I met Louise Third from Integra Communications at an event recently where she was speaking on the subject of DIY PR. I was very impressed with her energy and enthusiasm for small businesses and getting coverage for all. We got talking and she mentioned an ebook that she had recently written. It's called PR on a beermat - part of the beermat series.
I bought a copy a couple of days ago and have just finished it. It is full of good advice, covering subjects from "why should I do PR", through "can I do my own PR?" and deep into some of the details of how you can go about running a successful campaign yourself. I have found Louise herself very inspiring - she has already given me the confidence to speak to journalists on national newspapers and leading industry journals (more of which soon).
I particularly liked the specific bits of advice such as ideas for creating news, what time to speak to various journalists and the best ways of following up press releases. All of this will be second nature to seasoned PR professionals, but for someone like me on the outskirts of the industry, it is hugely valuable.

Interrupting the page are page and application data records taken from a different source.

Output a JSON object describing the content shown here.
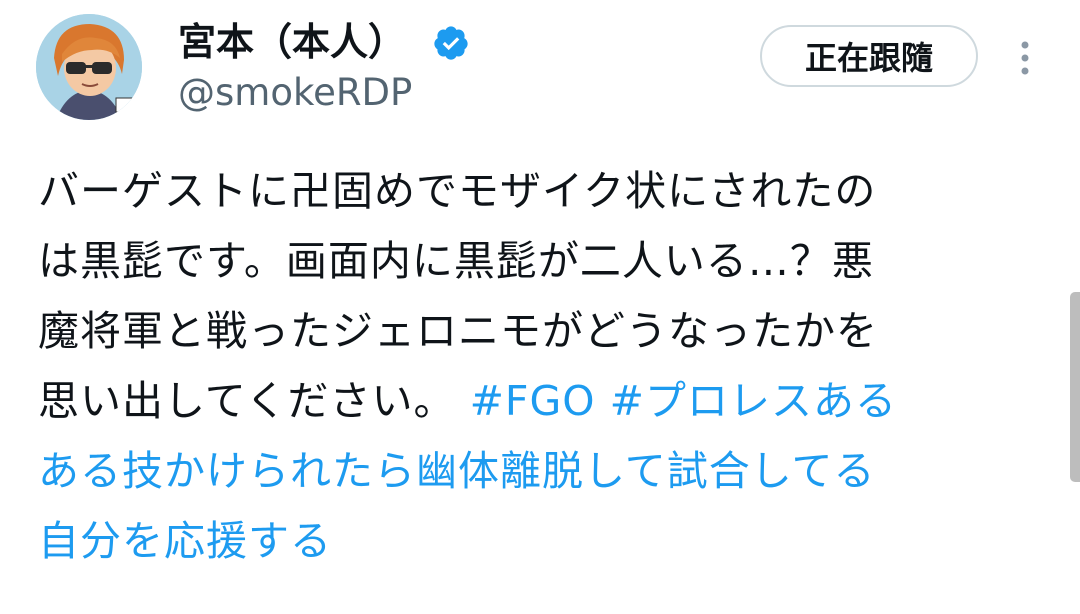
{
  "author": {
    "display_name": "宮本（本人）",
    "handle": "@smokeRDP",
    "verified": true
  },
  "actions": {
    "follow_label": "正在跟隨",
    "more_icon": "more-vertical-icon"
  },
  "tweet": {
    "line1": "バーゲストに卍固めでモザイク状にされたの",
    "line2": "は黒髭です。画面内に黒髭が二人いる…？悪",
    "line3": "魔将軍と戦ったジェロニモがどうなったかを",
    "line4_text": "思い出してください。 ",
    "hashtag1": "#FGO",
    "hashtag2_part1": " #プロレスある",
    "hashtag2_part2": "ある技かけられたら幽体離脱して試合してる",
    "hashtag2_part3": "自分を応援する"
  },
  "colors": {
    "hashtag": "#1d9bf0",
    "verified_badge": "#1d9bf0",
    "handle": "#536471"
  }
}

It would be wrong to write an ebook on a topic like PR without going into the online elements, and PR on a beermat has a good section on the ways the online world is shaping PR. This is an area that is of particular interest to me, given our upcoming seminar on online PR and the campaigns we are running aimed at UK PR firms and Louise handles it well. Her advice on blogging is sound and includes a good discussion of the difficulty of growing an online presence, but also the benefits if you can achieve it.

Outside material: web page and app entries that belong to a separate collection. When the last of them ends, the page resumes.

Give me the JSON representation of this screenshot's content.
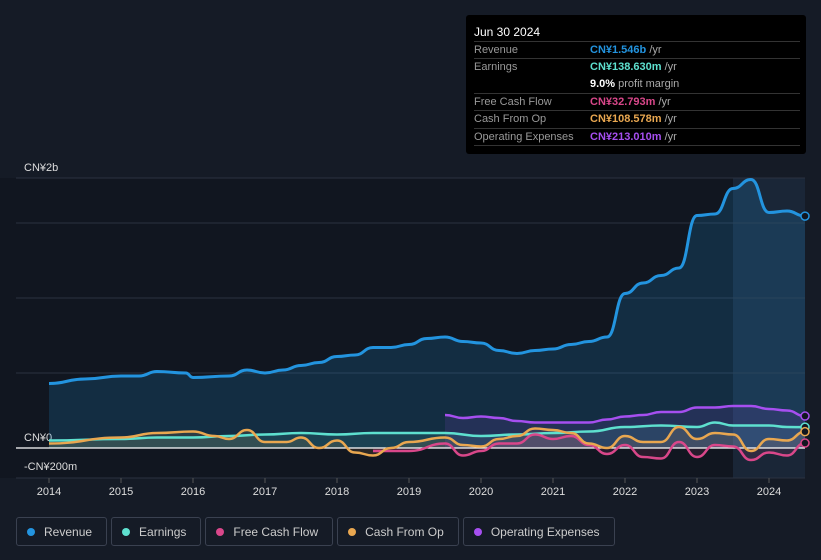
{
  "tooltip": {
    "date": "Jun 30 2024",
    "rows": [
      {
        "label": "Revenue",
        "value": "CN¥1.546b",
        "unit": " /yr",
        "color": "#2394df"
      },
      {
        "label": "Earnings",
        "value": "CN¥138.630m",
        "unit": " /yr",
        "color": "#5ee0cf"
      },
      {
        "label": "",
        "value": "9.0%",
        "unit": " profit margin",
        "color": "#ffffff"
      },
      {
        "label": "Free Cash Flow",
        "value": "CN¥32.793m",
        "unit": " /yr",
        "color": "#d9478a"
      },
      {
        "label": "Cash From Op",
        "value": "CN¥108.578m",
        "unit": " /yr",
        "color": "#e9a750"
      },
      {
        "label": "Operating Expenses",
        "value": "CN¥213.010m",
        "unit": " /yr",
        "color": "#a64ff0"
      }
    ]
  },
  "chart_data": {
    "type": "line",
    "ylabels": {
      "top": "CN¥2b",
      "zero": "CN¥0",
      "bottom": "-CN¥200m"
    },
    "ylim": [
      -0.2,
      1.8
    ],
    "xlim": [
      2013.5,
      2024.5
    ],
    "unit": "CN¥ billions",
    "xticks": [
      "2014",
      "2015",
      "2016",
      "2017",
      "2018",
      "2019",
      "2020",
      "2021",
      "2022",
      "2023",
      "2024"
    ],
    "highlight_from": 2023.5,
    "series": [
      {
        "name": "Revenue",
        "color": "#2394df",
        "fill": true,
        "x": [
          2014,
          2014.5,
          2015,
          2015.25,
          2015.5,
          2015.9,
          2016,
          2016.5,
          2016.75,
          2017,
          2017.25,
          2017.5,
          2017.75,
          2018,
          2018.25,
          2018.5,
          2018.75,
          2019,
          2019.25,
          2019.5,
          2019.75,
          2020,
          2020.25,
          2020.5,
          2020.75,
          2021,
          2021.25,
          2021.5,
          2021.75,
          2022,
          2022.25,
          2022.5,
          2022.75,
          2023,
          2023.25,
          2023.5,
          2023.75,
          2024,
          2024.25,
          2024.5
        ],
        "y": [
          0.43,
          0.46,
          0.48,
          0.48,
          0.51,
          0.5,
          0.47,
          0.48,
          0.52,
          0.5,
          0.52,
          0.55,
          0.57,
          0.61,
          0.62,
          0.67,
          0.67,
          0.69,
          0.73,
          0.74,
          0.71,
          0.7,
          0.65,
          0.63,
          0.65,
          0.66,
          0.69,
          0.71,
          0.74,
          1.03,
          1.1,
          1.15,
          1.2,
          1.55,
          1.56,
          1.73,
          1.79,
          1.57,
          1.58,
          1.546
        ]
      },
      {
        "name": "Earnings",
        "color": "#5ee0cf",
        "fill": true,
        "x": [
          2014,
          2015,
          2015.5,
          2016,
          2016.5,
          2017,
          2017.5,
          2018,
          2018.5,
          2019,
          2019.5,
          2020,
          2020.5,
          2021,
          2021.5,
          2022,
          2022.5,
          2023,
          2023.25,
          2023.5,
          2024,
          2024.25,
          2024.5
        ],
        "y": [
          0.05,
          0.06,
          0.07,
          0.07,
          0.08,
          0.09,
          0.1,
          0.09,
          0.1,
          0.1,
          0.1,
          0.08,
          0.09,
          0.1,
          0.11,
          0.14,
          0.15,
          0.14,
          0.17,
          0.15,
          0.15,
          0.14,
          0.139
        ]
      },
      {
        "name": "Free Cash Flow",
        "color": "#d9478a",
        "fill": true,
        "x": [
          2018.5,
          2019,
          2019.5,
          2019.75,
          2020,
          2020.25,
          2020.5,
          2020.75,
          2021,
          2021.25,
          2021.5,
          2021.75,
          2022,
          2022.25,
          2022.5,
          2022.75,
          2023,
          2023.25,
          2023.5,
          2023.75,
          2024,
          2024.25,
          2024.5
        ],
        "y": [
          -0.02,
          -0.02,
          0.03,
          -0.05,
          -0.02,
          0.03,
          0.03,
          0.09,
          0.06,
          0.08,
          0.02,
          -0.04,
          0.02,
          -0.06,
          -0.07,
          0.04,
          -0.06,
          0.02,
          0.01,
          -0.08,
          -0.03,
          -0.05,
          0.033
        ]
      },
      {
        "name": "Cash From Op",
        "color": "#e9a750",
        "fill": true,
        "x": [
          2014,
          2015,
          2015.5,
          2016,
          2016.3,
          2016.5,
          2016.75,
          2017,
          2017.3,
          2017.5,
          2017.75,
          2018,
          2018.25,
          2018.5,
          2018.75,
          2019,
          2019.5,
          2019.75,
          2020,
          2020.25,
          2020.5,
          2020.75,
          2021,
          2021.25,
          2021.5,
          2021.75,
          2022,
          2022.25,
          2022.5,
          2022.75,
          2023,
          2023.25,
          2023.5,
          2023.75,
          2024,
          2024.25,
          2024.5
        ],
        "y": [
          0.03,
          0.07,
          0.1,
          0.11,
          0.08,
          0.06,
          0.12,
          0.04,
          0.04,
          0.07,
          0,
          0.05,
          -0.03,
          -0.05,
          0,
          0.04,
          0.07,
          0.02,
          0.01,
          0.06,
          0.08,
          0.13,
          0.12,
          0.1,
          0.03,
          0,
          0.08,
          0.04,
          0.04,
          0.14,
          0.06,
          0.1,
          0.09,
          -0.02,
          0.06,
          0.05,
          0.109
        ]
      },
      {
        "name": "Operating Expenses",
        "color": "#a64ff0",
        "fill": true,
        "x": [
          2019.5,
          2019.75,
          2020,
          2020.25,
          2020.5,
          2020.75,
          2021,
          2021.25,
          2021.5,
          2021.75,
          2022,
          2022.25,
          2022.5,
          2022.75,
          2023,
          2023.25,
          2023.5,
          2023.75,
          2024,
          2024.25,
          2024.5
        ],
        "y": [
          0.22,
          0.2,
          0.21,
          0.2,
          0.18,
          0.17,
          0.17,
          0.17,
          0.17,
          0.19,
          0.21,
          0.22,
          0.24,
          0.24,
          0.27,
          0.27,
          0.28,
          0.28,
          0.26,
          0.25,
          0.213
        ]
      }
    ]
  },
  "legend": [
    "Revenue",
    "Earnings",
    "Free Cash Flow",
    "Cash From Op",
    "Operating Expenses"
  ]
}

Her blogging case study is wiggly wigglers for whom blogging has apparently been a great business boost. It isn't a blog I had heard of (I don't think I'm quite in their target market) but if you want to read about lacewings, it looks like a good place to start.
Web 2.0 even merits a mention and I think the following quote from the ebook sums up digg brilliantly:
> Often attempts at web PR turn into self-indulgent exercises in vanity - personally enjoyable perhaps, but potentially damaging to the business
There is a brief mention towards the end of the ebook about cuttings services and how they are almost certainly too expensive for most small companies doing their own PR. I'm hoping that the next edition might have a mention of Reputation Monitor as a tool for doing online media monitoring which is affordable even if you are a small company doing it yourself!
[Disclosure: I have met Louise Third, the author of PR on a beermat, and we got on well. I bought PR on a beermat via their website at full price, however, and have nothing to gain from further sales, so go buy a copy]